***** Given entries *****

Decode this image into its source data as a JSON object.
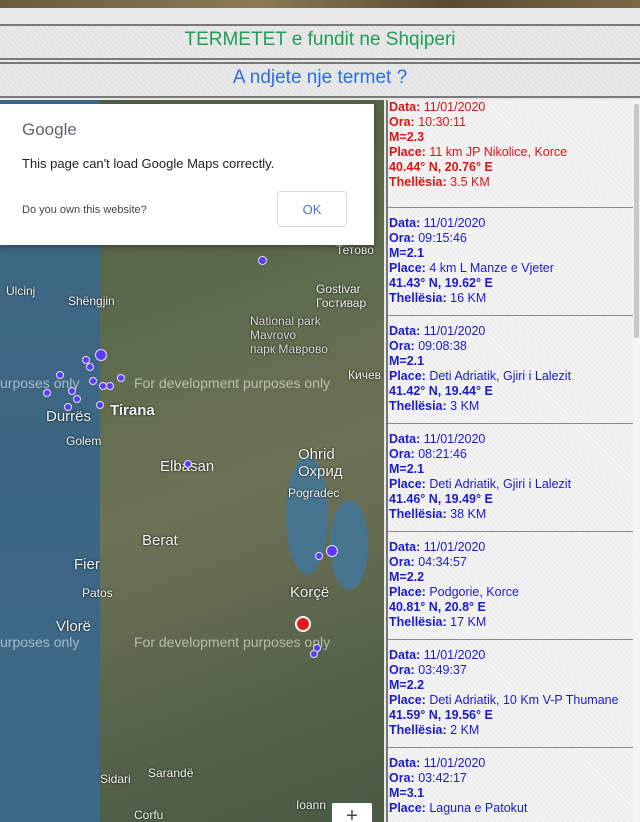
{
  "header": {
    "title": "TERMETET e fundit ne Shqiperi",
    "subtitle": "A ndjete nje termet ?"
  },
  "map": {
    "watermark": "For development purposes only",
    "watermark_left": "urposes only",
    "dialog": {
      "logo": "Google",
      "message": "This page can't load Google Maps correctly.",
      "link": "Do you own this website?",
      "ok": "OK"
    },
    "labels": {
      "tirana": "Tirana",
      "durres": "Durrës",
      "elbasan": "Elbasan",
      "berat": "Berat",
      "fier": "Fier",
      "patos": "Patos",
      "vlore": "Vlorë",
      "korce": "Korçë",
      "pogradec": "Pogradec",
      "ohrid": "Ohrid\nОхрид",
      "gostivar": "Gostivar\nГостивар",
      "ulcinj": "Ulcinj",
      "shengjin": "Shëngjin",
      "golem": "Golem",
      "sarande": "Sarandë",
      "corfu": "Corfu",
      "ioann": "Ioann",
      "national_park": "National park\nMavrovo\nпарк Маврово",
      "tetovo": "Тетово",
      "kicevo": "Кичев",
      "sidari": "Sidari"
    },
    "zoom_label": "+"
  },
  "colors": {
    "quake_marker": "#5b3cf2",
    "latest_marker": "#e21a1a",
    "title_green": "#1e9e57",
    "subtitle_blue": "#2a6fe0",
    "entry_blue": "#1a1ad0",
    "entry_red": "#e01414"
  },
  "quakes": [
    {
      "date_label": "Data:",
      "date": "11/01/2020",
      "time_label": "Ora:",
      "time": "10:30:11",
      "mag": "M=2.3",
      "place_label": "Place:",
      "place": "11 km JP Nikolice, Korce",
      "coords": "40.44° N, 20.76° E",
      "depth_label": "Thellësia:",
      "depth": "3.5 KM",
      "latest": true
    },
    {
      "date_label": "Data:",
      "date": "11/01/2020",
      "time_label": "Ora:",
      "time": "09:15:46",
      "mag": "M=2.1",
      "place_label": "Place:",
      "place": "4 km L Manze e Vjeter",
      "coords": "41.43° N, 19.62° E",
      "depth_label": "Thellësia:",
      "depth": "16 KM",
      "latest": false
    },
    {
      "date_label": "Data:",
      "date": "11/01/2020",
      "time_label": "Ora:",
      "time": "09:08:38",
      "mag": "M=2.1",
      "place_label": "Place:",
      "place": "Deti Adriatik, Gjiri i Lalezit",
      "coords": "41.42° N, 19.44° E",
      "depth_label": "Thellësia:",
      "depth": "3 KM",
      "latest": false
    },
    {
      "date_label": "Data:",
      "date": "11/01/2020",
      "time_label": "Ora:",
      "time": "08:21:46",
      "mag": "M=2.1",
      "place_label": "Place:",
      "place": "Deti Adriatik, Gjiri i Lalezit",
      "coords": "41.46° N, 19.49° E",
      "depth_label": "Thellësia:",
      "depth": "38 KM",
      "latest": false
    },
    {
      "date_label": "Data:",
      "date": "11/01/2020",
      "time_label": "Ora:",
      "time": "04:34:57",
      "mag": "M=2.2",
      "place_label": "Place:",
      "place": "Podgorie, Korce",
      "coords": "40.81° N, 20.8° E",
      "depth_label": "Thellësia:",
      "depth": "17 KM",
      "latest": false
    },
    {
      "date_label": "Data:",
      "date": "11/01/2020",
      "time_label": "Ora:",
      "time": "03:49:37",
      "mag": "M=2.2",
      "place_label": "Place:",
      "place": "Deti Adriatik, 10 Km V-P Thumane",
      "coords": "41.59° N, 19.56° E",
      "depth_label": "Thellësia:",
      "depth": "2 KM",
      "latest": false
    },
    {
      "date_label": "Data:",
      "date": "11/01/2020",
      "time_label": "Ora:",
      "time": "03:42:17",
      "mag": "M=3.1",
      "place_label": "Place:",
      "place": "Laguna e Patokut",
      "coords": "",
      "depth_label": "",
      "depth": "",
      "latest": false
    }
  ]
}
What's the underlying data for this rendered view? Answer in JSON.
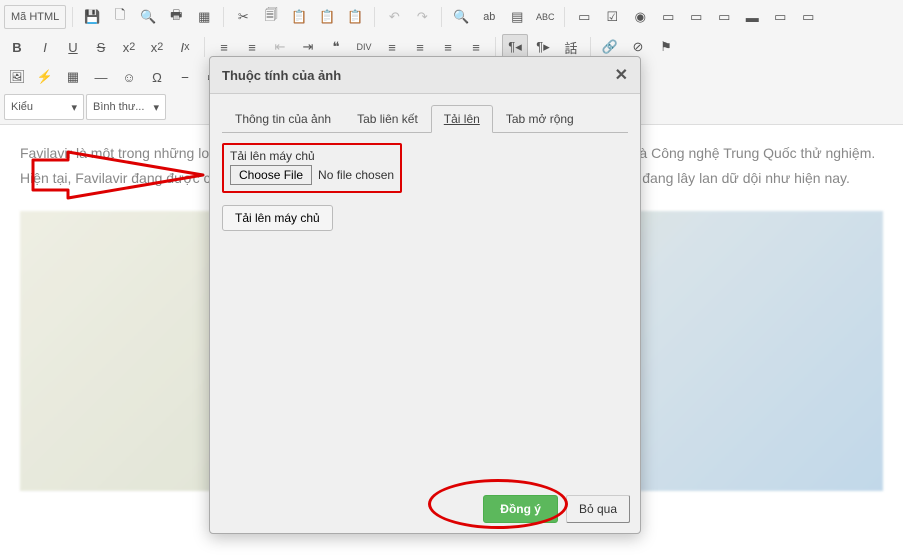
{
  "toolbar": {
    "source": "Mã HTML",
    "style_select": "Kiểu",
    "format_select": "Bình thư..."
  },
  "content": {
    "paragraph": "Favilavir là một trong những loại thuốc kháng virus dùng chữa virus Corona đã được Bộ Khoa học và Công nghệ Trung Quốc thử nghiệm. Hiện tại, Favilavir đang được coi là phương án khả thi nhằm cứu cánh cho người nhiễm corona vốn đang lây lan dữ dội như hiện nay."
  },
  "dialog": {
    "title": "Thuộc tính của ảnh",
    "tabs": {
      "info": "Thông tin của ảnh",
      "link": "Tab liên kết",
      "upload": "Tải lên",
      "advanced": "Tab mở rộng"
    },
    "upload": {
      "label": "Tải lên máy chủ",
      "choose_file": "Choose File",
      "no_file": "No file chosen",
      "server_btn": "Tải lên máy chủ"
    },
    "buttons": {
      "ok": "Đồng ý",
      "cancel": "Bỏ qua"
    }
  }
}
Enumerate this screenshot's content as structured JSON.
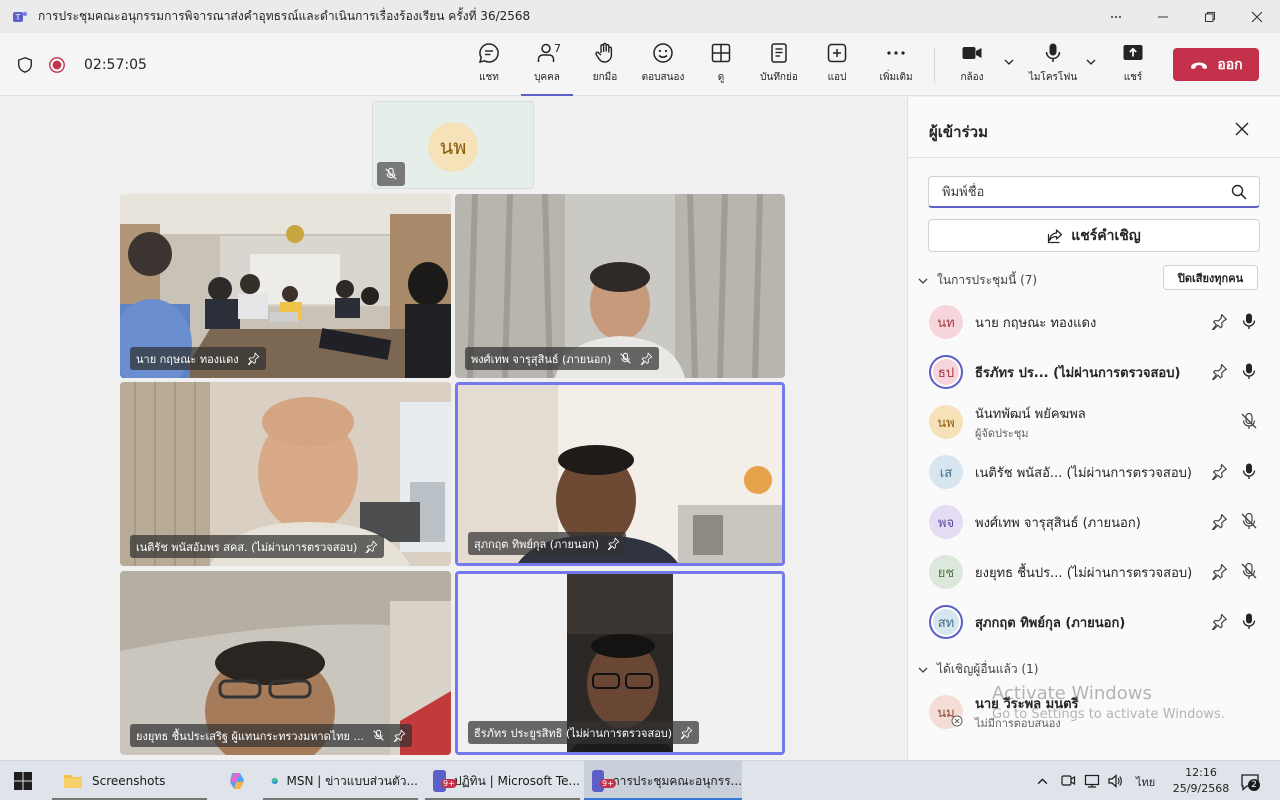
{
  "window": {
    "title": "การประชุมคณะอนุกรรมการพิจารณาส่งคำอุทธรณ์และดำเนินการเรื่องร้องเรียน ครั้งที่ 36/2568"
  },
  "toolbar": {
    "timer": "02:57:05",
    "chat": "แชท",
    "people": "บุคคล",
    "people_count": "7",
    "raise_hand": "ยกมือ",
    "react": "ตอบสนอง",
    "view": "ดู",
    "notes": "บันทึกย่อ",
    "apps": "แอป",
    "more": "เพิ่มเติม",
    "camera": "กล้อง",
    "mic": "ไมโครโฟน",
    "share": "แชร์",
    "leave": "ออก"
  },
  "stage": {
    "small_tile_initials": "นพ",
    "tiles": [
      {
        "name": "นาย กฤษณะ ทองแดง",
        "muted": false
      },
      {
        "name": "พงศ์เทพ จารุสุสินธ์ (ภายนอก)",
        "muted": true
      },
      {
        "name": "เนติรัช พนัสอัมพร สคส. (ไม่ผ่านการตรวจสอบ)",
        "muted": false
      },
      {
        "name": "สุภกฤต ทิพย์กุล (ภายนอก)",
        "muted": false
      },
      {
        "name": "ยงยุทธ ชื้นประเสริฐ ผู้แทนกระทรวงมหาดไทย ...",
        "muted": true
      },
      {
        "name": "ธีรภัทร ประยูรสิทธิ (ไม่ผ่านการตรวจสอบ)",
        "muted": false
      }
    ]
  },
  "panel": {
    "title": "ผู้เข้าร่วม",
    "search_placeholder": "พิมพ์ชื่อ",
    "share_invite": "แชร์คำเชิญ",
    "in_meeting": "ในการประชุมนี้ (7)",
    "mute_all": "ปิดเสียงทุกคน",
    "invited": "ได้เชิญผู้อื่นแล้ว (1)",
    "participants": [
      {
        "initials": "นท",
        "name": "นาย กฤษณะ ทองแดง",
        "role": "",
        "bold": false,
        "ring": false,
        "muted": false,
        "pin": true,
        "avbg": "#f6d5dc",
        "avfg": "#a4373a"
      },
      {
        "initials": "ธป",
        "name": "ธีรภัทร ปร... (ไม่ผ่านการตรวจสอบ)",
        "role": "",
        "bold": true,
        "ring": true,
        "muted": false,
        "pin": true,
        "avbg": "#f6d5dc",
        "avfg": "#a4373a"
      },
      {
        "initials": "นพ",
        "name": "นันทพัฒน์ พยัคฆพล",
        "role": "ผู้จัดประชุม",
        "bold": false,
        "ring": false,
        "muted": true,
        "pin": false,
        "avbg": "#f6e2b8",
        "avfg": "#8a5d0c"
      },
      {
        "initials": "เส",
        "name": "เนติรัช พนัสอั... (ไม่ผ่านการตรวจสอบ)",
        "role": "",
        "bold": false,
        "ring": false,
        "muted": false,
        "pin": true,
        "avbg": "#d7e6ee",
        "avfg": "#3b6e8a"
      },
      {
        "initials": "พจ",
        "name": "พงศ์เทพ จารุสุสินธ์ (ภายนอก)",
        "role": "",
        "bold": false,
        "ring": false,
        "muted": true,
        "pin": true,
        "avbg": "#e3dcf2",
        "avfg": "#5c4a9b"
      },
      {
        "initials": "ยช",
        "name": "ยงยุทธ ชื้นปร... (ไม่ผ่านการตรวจสอบ)",
        "role": "",
        "bold": false,
        "ring": false,
        "muted": true,
        "pin": true,
        "avbg": "#dde8dc",
        "avfg": "#4f7a47"
      },
      {
        "initials": "สท",
        "name": "สุภกฤต ทิพย์กุล (ภายนอก)",
        "role": "",
        "bold": true,
        "ring": true,
        "muted": false,
        "pin": true,
        "avbg": "#d7e6ee",
        "avfg": "#3b6e8a"
      }
    ],
    "invited_person": {
      "initials": "นม",
      "name": "นาย วีระพล มนตรี",
      "role": "ไม่มีการตอบสนอง"
    }
  },
  "watermark": {
    "line1": "Activate Windows",
    "line2": "Go to Settings to activate Windows."
  },
  "taskbar": {
    "screenshots": "Screenshots",
    "msn": "MSN | ข่าวแบบส่วนตัว...",
    "calendar": "ปฏิทิน | Microsoft Te...",
    "meeting": "การประชุมคณะอนุกรร...",
    "badge": "9+",
    "lang": "ไทย",
    "time": "12:16",
    "date": "25/9/2568",
    "notif": "2"
  }
}
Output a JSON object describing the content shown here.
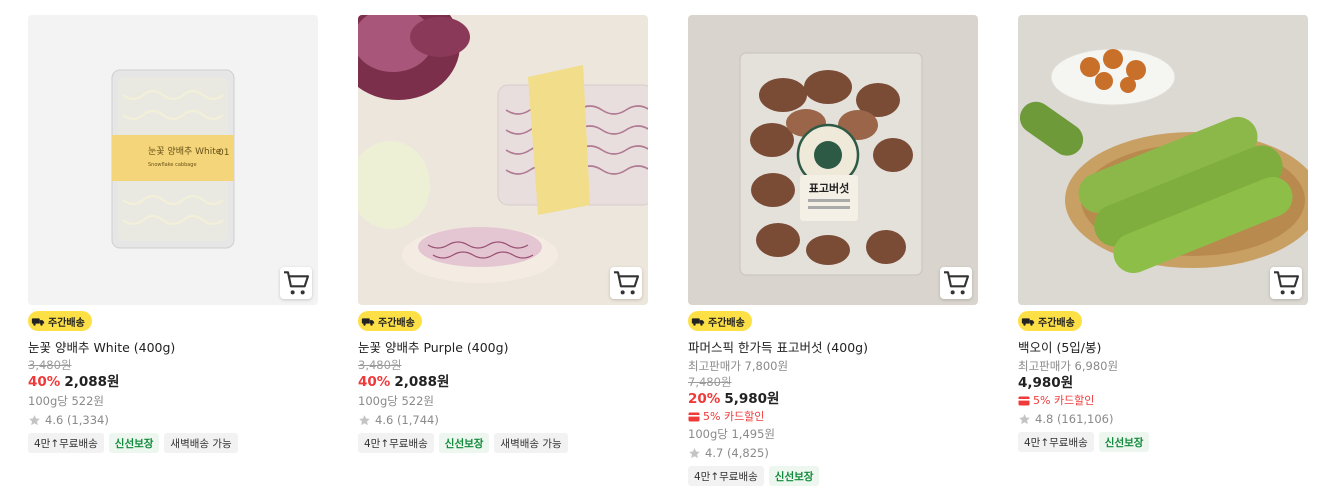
{
  "products": [
    {
      "badge": "주간배송",
      "name": "눈꽃 양배추 White (400g)",
      "original_price": "3,480원",
      "discount_rate": "40%",
      "sale_price": "2,088원",
      "unit_price": "100g당 522원",
      "rating": "4.6 (1,334)",
      "tags": [
        "4만↑무료배송",
        "신선보장",
        "새벽배송 가능"
      ]
    },
    {
      "badge": "주간배송",
      "name": "눈꽃 양배추 Purple (400g)",
      "original_price": "3,480원",
      "discount_rate": "40%",
      "sale_price": "2,088원",
      "unit_price": "100g당 522원",
      "rating": "4.6 (1,744)",
      "tags": [
        "4만↑무료배송",
        "신선보장",
        "새벽배송 가능"
      ]
    },
    {
      "badge": "주간배송",
      "name": "파머스픽 한가득 표고버섯 (400g)",
      "highest_price_label": "최고판매가 7,800원",
      "original_price": "7,480원",
      "discount_rate": "20%",
      "sale_price": "5,980원",
      "card_discount": "5% 카드할인",
      "unit_price": "100g당 1,495원",
      "rating": "4.7 (4,825)",
      "tags": [
        "4만↑무료배송",
        "신선보장"
      ]
    },
    {
      "badge": "주간배송",
      "name": "백오이 (5입/봉)",
      "highest_price_label": "최고판매가 6,980원",
      "sale_price": "4,980원",
      "card_discount": "5% 카드할인",
      "rating": "4.8 (161,106)",
      "tags": [
        "4만↑무료배송",
        "신선보장"
      ]
    }
  ],
  "product_images": [
    {
      "package_label": "눈꽃 양배추 White"
    },
    {
      "package_label": ""
    },
    {
      "package_label": "표고버섯"
    },
    {
      "package_label": ""
    }
  ],
  "colors": {
    "badge_yellow": "#fde046",
    "discount_red": "#f03a3a",
    "fresh_green": "#108a3a"
  },
  "icons": {
    "cart": "cart-icon",
    "badge": "delivery-truck-icon",
    "star": "star-icon",
    "card": "credit-card-icon"
  }
}
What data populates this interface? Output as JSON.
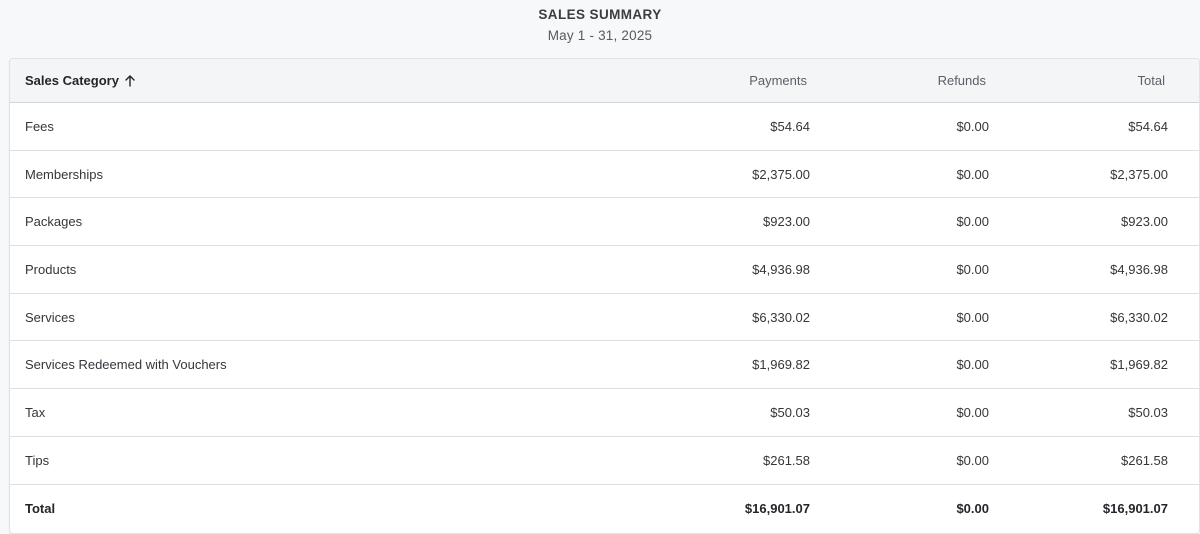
{
  "header": {
    "title": "SALES SUMMARY",
    "date_range": "May 1 - 31, 2025"
  },
  "table": {
    "columns": {
      "category": "Sales Category",
      "payments": "Payments",
      "refunds": "Refunds",
      "total": "Total"
    },
    "sort_icon": "arrow-up-icon",
    "rows": [
      {
        "category": "Fees",
        "payments": "$54.64",
        "refunds": "$0.00",
        "total": "$54.64"
      },
      {
        "category": "Memberships",
        "payments": "$2,375.00",
        "refunds": "$0.00",
        "total": "$2,375.00"
      },
      {
        "category": "Packages",
        "payments": "$923.00",
        "refunds": "$0.00",
        "total": "$923.00"
      },
      {
        "category": "Products",
        "payments": "$4,936.98",
        "refunds": "$0.00",
        "total": "$4,936.98"
      },
      {
        "category": "Services",
        "payments": "$6,330.02",
        "refunds": "$0.00",
        "total": "$6,330.02"
      },
      {
        "category": "Services Redeemed with Vouchers",
        "payments": "$1,969.82",
        "refunds": "$0.00",
        "total": "$1,969.82"
      },
      {
        "category": "Tax",
        "payments": "$50.03",
        "refunds": "$0.00",
        "total": "$50.03"
      },
      {
        "category": "Tips",
        "payments": "$261.58",
        "refunds": "$0.00",
        "total": "$261.58"
      }
    ],
    "totals": {
      "category": "Total",
      "payments": "$16,901.07",
      "refunds": "$0.00",
      "total": "$16,901.07"
    }
  }
}
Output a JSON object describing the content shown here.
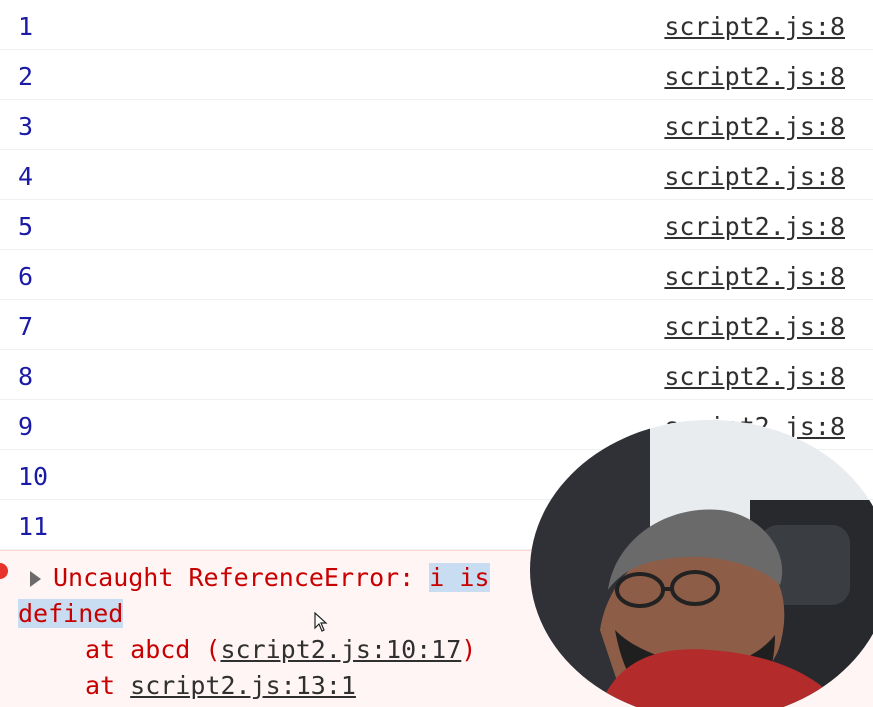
{
  "logs": [
    {
      "value": "1",
      "source": "script2.js:8"
    },
    {
      "value": "2",
      "source": "script2.js:8"
    },
    {
      "value": "3",
      "source": "script2.js:8"
    },
    {
      "value": "4",
      "source": "script2.js:8"
    },
    {
      "value": "5",
      "source": "script2.js:8"
    },
    {
      "value": "6",
      "source": "script2.js:8"
    },
    {
      "value": "7",
      "source": "script2.js:8"
    },
    {
      "value": "8",
      "source": "script2.js:8"
    },
    {
      "value": "9",
      "source": "script2.js:8"
    },
    {
      "value": "10",
      "source": ""
    },
    {
      "value": "11",
      "source": ""
    }
  ],
  "error": {
    "prefix": "Uncaught ReferenceError: ",
    "selected_part1": "i is",
    "selected_part2": "defined",
    "stack": [
      {
        "prefix": "at abcd (",
        "link": "script2.js:10:17",
        "suffix": ")"
      },
      {
        "prefix": "at ",
        "link": "script2.js:13:1",
        "suffix": ""
      }
    ]
  },
  "icons": {
    "error": "error-circle-icon",
    "expand": "expand-triangle-icon",
    "cursor": "mouse-pointer-icon"
  },
  "colors": {
    "log_value": "#1a1aa6",
    "error_text": "#c80000",
    "error_bg": "#fff5f5",
    "selection": "#c8dcf2"
  }
}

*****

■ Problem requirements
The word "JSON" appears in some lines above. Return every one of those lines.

■ Answer for this exercise
Decode this image into its source data as a JSON object.
What's the underlying data for this rendered view? Answer in JSON.
Enumerate this screenshot's content as structured JSON.
Output a JSON object describing the content shown here.
What data populates this interface? Output as JSON.
Output a JSON object describing the content shown here.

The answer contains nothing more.